- [TASK PROMPT]: Scan the material for the word "Kingdom", and copy each line where it shows up.

- [DATA TO PROCESS]:

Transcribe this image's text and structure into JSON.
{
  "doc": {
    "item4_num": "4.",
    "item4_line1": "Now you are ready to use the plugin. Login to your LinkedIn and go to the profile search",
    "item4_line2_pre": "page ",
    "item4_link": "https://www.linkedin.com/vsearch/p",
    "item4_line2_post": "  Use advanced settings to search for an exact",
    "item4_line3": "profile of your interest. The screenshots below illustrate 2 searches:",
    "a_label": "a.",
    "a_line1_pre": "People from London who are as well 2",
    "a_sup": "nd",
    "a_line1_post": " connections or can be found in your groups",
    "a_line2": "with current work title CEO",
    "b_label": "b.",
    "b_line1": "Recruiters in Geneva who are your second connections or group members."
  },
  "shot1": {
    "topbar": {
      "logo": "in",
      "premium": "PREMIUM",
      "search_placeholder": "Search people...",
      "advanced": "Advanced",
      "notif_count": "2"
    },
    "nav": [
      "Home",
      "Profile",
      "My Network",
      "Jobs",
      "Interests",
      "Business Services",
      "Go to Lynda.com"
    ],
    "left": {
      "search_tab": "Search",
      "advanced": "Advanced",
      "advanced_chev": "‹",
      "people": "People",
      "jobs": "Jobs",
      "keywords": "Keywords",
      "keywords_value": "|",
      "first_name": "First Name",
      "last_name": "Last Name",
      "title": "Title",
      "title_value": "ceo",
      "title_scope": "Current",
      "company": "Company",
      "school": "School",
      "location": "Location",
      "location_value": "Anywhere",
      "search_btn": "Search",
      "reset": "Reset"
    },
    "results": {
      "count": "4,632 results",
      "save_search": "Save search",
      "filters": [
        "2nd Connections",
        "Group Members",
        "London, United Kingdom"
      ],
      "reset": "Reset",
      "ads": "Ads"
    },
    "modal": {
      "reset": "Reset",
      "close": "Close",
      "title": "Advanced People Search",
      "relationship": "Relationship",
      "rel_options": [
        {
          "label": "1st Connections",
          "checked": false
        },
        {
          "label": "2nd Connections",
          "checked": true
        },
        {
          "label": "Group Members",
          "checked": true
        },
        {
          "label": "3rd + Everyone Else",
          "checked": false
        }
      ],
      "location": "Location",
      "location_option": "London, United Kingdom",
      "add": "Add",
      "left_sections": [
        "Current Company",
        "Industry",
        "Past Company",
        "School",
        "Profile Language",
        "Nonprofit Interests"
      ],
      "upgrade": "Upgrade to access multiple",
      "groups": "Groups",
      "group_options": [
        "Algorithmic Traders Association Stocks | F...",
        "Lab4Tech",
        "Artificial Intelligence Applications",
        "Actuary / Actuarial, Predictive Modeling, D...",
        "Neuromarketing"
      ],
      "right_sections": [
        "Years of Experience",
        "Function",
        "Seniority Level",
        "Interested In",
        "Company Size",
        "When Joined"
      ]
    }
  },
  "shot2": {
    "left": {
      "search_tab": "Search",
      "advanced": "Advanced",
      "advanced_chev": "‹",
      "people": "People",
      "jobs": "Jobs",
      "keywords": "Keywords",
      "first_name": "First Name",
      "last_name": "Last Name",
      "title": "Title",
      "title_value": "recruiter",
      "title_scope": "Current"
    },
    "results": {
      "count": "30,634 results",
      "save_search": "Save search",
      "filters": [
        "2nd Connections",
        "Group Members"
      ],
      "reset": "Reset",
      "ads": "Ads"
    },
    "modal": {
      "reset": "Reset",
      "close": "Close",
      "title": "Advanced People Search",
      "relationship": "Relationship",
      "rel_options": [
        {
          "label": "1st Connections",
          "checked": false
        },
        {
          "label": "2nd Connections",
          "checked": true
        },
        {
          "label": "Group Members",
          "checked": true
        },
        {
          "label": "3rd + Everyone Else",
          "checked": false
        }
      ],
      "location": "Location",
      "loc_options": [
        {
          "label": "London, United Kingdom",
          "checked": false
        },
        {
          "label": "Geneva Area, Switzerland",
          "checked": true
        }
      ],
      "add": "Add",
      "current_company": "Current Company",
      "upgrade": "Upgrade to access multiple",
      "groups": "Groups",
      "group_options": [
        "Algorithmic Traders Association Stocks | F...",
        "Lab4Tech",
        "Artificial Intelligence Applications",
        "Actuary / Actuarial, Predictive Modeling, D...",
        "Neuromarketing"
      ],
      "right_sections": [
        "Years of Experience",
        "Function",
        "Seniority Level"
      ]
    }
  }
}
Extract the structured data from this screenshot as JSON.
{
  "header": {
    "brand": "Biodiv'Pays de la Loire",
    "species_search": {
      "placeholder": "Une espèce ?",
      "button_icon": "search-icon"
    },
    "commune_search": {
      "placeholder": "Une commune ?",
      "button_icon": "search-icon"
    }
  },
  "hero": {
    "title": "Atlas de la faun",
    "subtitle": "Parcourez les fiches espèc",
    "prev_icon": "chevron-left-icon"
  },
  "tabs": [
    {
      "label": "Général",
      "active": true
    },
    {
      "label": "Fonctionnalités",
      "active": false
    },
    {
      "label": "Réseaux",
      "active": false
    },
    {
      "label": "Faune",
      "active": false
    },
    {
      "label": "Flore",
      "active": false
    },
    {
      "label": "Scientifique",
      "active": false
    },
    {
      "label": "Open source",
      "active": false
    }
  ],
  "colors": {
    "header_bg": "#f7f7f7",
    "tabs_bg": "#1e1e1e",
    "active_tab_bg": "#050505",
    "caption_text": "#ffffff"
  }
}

- [WRITTEN RESPONSE]:
        "London, United Kingdom"
      "location_option": "London, United Kingdom",
          "label": "London, United Kingdom",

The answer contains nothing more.